**Problem details:** The records need to be set down again exactly as they appear.

**Supplied records:**
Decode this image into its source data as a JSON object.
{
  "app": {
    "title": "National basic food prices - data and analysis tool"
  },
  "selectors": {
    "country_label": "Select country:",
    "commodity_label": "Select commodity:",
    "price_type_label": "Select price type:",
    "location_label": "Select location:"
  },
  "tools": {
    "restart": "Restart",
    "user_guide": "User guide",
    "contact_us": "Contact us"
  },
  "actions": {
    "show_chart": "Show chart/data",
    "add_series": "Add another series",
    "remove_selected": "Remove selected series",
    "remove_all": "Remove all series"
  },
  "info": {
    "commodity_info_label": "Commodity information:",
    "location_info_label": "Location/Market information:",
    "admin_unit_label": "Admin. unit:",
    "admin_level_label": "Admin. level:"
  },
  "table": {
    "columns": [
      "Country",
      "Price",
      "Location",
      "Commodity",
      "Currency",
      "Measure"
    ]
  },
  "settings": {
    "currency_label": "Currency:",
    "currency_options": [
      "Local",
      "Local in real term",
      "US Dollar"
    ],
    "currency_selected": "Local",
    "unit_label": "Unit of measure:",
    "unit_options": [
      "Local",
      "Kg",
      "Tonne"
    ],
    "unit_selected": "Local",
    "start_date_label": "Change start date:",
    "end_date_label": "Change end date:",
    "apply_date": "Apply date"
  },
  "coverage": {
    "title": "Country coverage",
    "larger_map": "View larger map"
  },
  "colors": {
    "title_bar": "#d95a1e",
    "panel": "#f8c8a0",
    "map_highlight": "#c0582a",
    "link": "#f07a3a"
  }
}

**Response box:**
Decode this image into its source data as a JSON object.
{
  "app": {
    "title": "National basic food prices - data and analysis tool"
  },
  "selectors": {
    "country_label": "Select country:",
    "commodity_label": "Select commodity:",
    "price_type_label": "Select price type:",
    "location_label": "Select location:"
  },
  "tools": {
    "restart": "Restart",
    "user_guide": "User guide",
    "contact_us": "Contact us"
  },
  "actions": {
    "show_chart": "Show chart/data",
    "add_series": "Add another series",
    "remove_selected": "Remove selected series",
    "remove_all": "Remove all series"
  },
  "info": {
    "commodity_info_label": "Commodity information:",
    "location_info_label": "Location/Market information:",
    "admin_unit_label": "Admin. unit:",
    "admin_level_label": "Admin. level:"
  },
  "table": {
    "columns": [
      "Country",
      "Price",
      "Location",
      "Commodity",
      "Currency",
      "Measure"
    ]
  },
  "settings": {
    "currency_label": "Currency:",
    "currency_options": [
      "Local",
      "Local in real term",
      "US Dollar"
    ],
    "currency_selected": "Local",
    "unit_label": "Unit of measure:",
    "unit_options": [
      "Local",
      "Kg",
      "Tonne"
    ],
    "unit_selected": "Local",
    "start_date_label": "Change start date:",
    "end_date_label": "Change end date:",
    "apply_date": "Apply date"
  },
  "coverage": {
    "title": "Country coverage",
    "larger_map": "View larger map"
  },
  "colors": {
    "title_bar": "#d95a1e",
    "panel": "#f8c8a0",
    "map_highlight": "#c0582a",
    "link": "#f07a3a"
  }
}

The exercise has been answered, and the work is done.